**Recorded information**
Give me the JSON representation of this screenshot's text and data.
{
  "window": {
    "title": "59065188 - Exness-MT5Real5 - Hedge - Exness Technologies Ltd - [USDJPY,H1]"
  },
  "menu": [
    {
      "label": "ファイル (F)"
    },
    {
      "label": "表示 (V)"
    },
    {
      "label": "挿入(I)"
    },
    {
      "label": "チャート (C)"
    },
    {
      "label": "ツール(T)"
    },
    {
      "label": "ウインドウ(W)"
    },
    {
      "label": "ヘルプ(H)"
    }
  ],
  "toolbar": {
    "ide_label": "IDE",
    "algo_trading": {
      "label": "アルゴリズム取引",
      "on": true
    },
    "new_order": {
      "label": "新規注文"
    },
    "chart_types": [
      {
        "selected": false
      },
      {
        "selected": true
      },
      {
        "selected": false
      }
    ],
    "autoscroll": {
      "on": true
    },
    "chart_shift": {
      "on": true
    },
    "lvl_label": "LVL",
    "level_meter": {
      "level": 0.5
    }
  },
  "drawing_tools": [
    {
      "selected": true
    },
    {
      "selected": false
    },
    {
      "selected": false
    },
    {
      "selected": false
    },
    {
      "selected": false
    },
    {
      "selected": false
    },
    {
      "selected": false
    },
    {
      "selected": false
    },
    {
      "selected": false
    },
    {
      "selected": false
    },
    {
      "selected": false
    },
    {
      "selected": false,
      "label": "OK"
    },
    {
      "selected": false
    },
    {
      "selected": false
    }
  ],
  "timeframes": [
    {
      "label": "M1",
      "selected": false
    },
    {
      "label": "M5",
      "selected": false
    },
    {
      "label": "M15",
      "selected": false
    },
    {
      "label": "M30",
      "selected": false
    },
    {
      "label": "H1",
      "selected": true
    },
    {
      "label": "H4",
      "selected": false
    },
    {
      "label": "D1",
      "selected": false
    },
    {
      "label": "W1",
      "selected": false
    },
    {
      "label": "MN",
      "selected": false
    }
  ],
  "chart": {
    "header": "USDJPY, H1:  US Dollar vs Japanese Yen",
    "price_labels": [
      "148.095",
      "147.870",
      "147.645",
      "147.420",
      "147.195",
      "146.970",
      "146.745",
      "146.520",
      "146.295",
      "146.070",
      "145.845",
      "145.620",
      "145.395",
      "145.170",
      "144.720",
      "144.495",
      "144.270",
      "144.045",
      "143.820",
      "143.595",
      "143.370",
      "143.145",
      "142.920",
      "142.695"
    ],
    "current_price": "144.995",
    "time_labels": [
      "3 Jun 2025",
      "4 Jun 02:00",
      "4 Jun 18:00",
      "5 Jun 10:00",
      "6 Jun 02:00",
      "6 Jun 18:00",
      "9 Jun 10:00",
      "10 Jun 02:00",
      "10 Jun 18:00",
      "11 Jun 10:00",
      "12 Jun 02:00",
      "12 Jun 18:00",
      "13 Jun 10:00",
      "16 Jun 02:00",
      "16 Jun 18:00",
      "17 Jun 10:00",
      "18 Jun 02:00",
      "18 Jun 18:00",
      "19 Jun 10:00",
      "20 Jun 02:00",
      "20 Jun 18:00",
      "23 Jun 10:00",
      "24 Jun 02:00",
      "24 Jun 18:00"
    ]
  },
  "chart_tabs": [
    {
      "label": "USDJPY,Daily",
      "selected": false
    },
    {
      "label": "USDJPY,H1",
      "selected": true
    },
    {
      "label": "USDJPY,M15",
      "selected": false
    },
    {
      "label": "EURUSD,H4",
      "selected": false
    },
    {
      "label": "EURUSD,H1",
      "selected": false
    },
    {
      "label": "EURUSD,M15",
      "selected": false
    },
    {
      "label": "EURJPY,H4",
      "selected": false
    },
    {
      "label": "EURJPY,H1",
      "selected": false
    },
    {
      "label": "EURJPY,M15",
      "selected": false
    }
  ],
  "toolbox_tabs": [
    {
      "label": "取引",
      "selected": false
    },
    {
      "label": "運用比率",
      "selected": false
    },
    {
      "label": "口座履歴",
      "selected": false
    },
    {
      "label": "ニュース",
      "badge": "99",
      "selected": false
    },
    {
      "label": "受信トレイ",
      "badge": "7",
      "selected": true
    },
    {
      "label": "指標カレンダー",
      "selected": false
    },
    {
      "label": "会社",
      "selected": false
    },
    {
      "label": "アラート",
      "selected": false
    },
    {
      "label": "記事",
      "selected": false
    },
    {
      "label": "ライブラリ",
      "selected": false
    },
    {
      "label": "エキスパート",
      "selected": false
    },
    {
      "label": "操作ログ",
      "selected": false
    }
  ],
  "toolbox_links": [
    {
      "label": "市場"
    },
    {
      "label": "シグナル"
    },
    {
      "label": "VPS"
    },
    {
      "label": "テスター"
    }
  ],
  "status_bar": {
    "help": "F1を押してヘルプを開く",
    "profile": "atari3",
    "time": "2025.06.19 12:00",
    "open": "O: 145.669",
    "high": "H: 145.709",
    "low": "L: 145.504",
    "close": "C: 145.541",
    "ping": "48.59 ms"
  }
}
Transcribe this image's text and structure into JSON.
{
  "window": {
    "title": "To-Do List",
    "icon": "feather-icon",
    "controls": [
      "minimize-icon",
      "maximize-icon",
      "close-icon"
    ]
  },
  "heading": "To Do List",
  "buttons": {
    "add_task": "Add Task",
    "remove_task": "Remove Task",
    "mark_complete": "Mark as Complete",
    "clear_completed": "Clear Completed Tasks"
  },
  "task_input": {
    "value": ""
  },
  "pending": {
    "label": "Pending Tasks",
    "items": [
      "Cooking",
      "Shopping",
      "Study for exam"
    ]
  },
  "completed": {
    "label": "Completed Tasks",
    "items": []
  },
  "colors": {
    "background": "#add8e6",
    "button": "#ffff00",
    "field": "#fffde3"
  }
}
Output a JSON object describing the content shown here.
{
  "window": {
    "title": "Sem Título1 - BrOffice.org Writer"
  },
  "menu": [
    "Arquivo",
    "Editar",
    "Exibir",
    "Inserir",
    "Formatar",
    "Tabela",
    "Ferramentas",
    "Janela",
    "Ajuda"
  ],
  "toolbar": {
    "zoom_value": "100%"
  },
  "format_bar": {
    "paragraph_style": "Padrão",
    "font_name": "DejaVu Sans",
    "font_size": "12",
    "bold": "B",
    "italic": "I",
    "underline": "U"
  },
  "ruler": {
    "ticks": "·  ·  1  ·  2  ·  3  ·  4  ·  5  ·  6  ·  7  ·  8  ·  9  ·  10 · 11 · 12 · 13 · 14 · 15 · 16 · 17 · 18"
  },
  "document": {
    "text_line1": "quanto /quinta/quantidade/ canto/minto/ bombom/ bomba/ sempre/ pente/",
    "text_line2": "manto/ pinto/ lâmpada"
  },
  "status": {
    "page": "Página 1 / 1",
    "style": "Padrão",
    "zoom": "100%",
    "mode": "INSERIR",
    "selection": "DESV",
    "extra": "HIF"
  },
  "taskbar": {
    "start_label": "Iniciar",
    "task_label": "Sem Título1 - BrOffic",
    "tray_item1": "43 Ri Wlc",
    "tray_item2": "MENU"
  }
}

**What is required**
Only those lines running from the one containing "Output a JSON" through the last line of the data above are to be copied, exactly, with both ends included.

**Written answer**
Output a JSON object describing the content shown here.
{
  "window": {
    "title": "Sem Título1 - BrOffice.org Writer"
  },
  "menu": [
    "Arquivo",
    "Editar",
    "Exibir",
    "Inserir",
    "Formatar",
    "Tabela",
    "Ferramentas",
    "Janela",
    "Ajuda"
  ],
  "toolbar": {
    "zoom_value": "100%"
  },
  "format_bar": {
    "paragraph_style": "Padrão",
    "font_name": "DejaVu Sans",
    "font_size": "12",
    "bold": "B",
    "italic": "I",
    "underline": "U"
  },
  "ruler": {
    "ticks": "·  ·  1  ·  2  ·  3  ·  4  ·  5  ·  6  ·  7  ·  8  ·  9  ·  10 · 11 · 12 · 13 · 14 · 15 · 16 · 17 · 18"
  },
  "document": {
    "text_line1": "quanto /quinta/quantidade/ canto/minto/ bombom/ bomba/ sempre/ pente/",
    "text_line2": "manto/ pinto/ lâmpada"
  },
  "status": {
    "page": "Página 1 / 1",
    "style": "Padrão",
    "zoom": "100%",
    "mode": "INSERIR",
    "selection": "DESV",
    "extra": "HIF"
  },
  "taskbar": {
    "start_label": "Iniciar",
    "task_label": "Sem Título1 - BrOffic",
    "tray_item1": "43 Ri Wlc",
    "tray_item2": "MENU"
  }
}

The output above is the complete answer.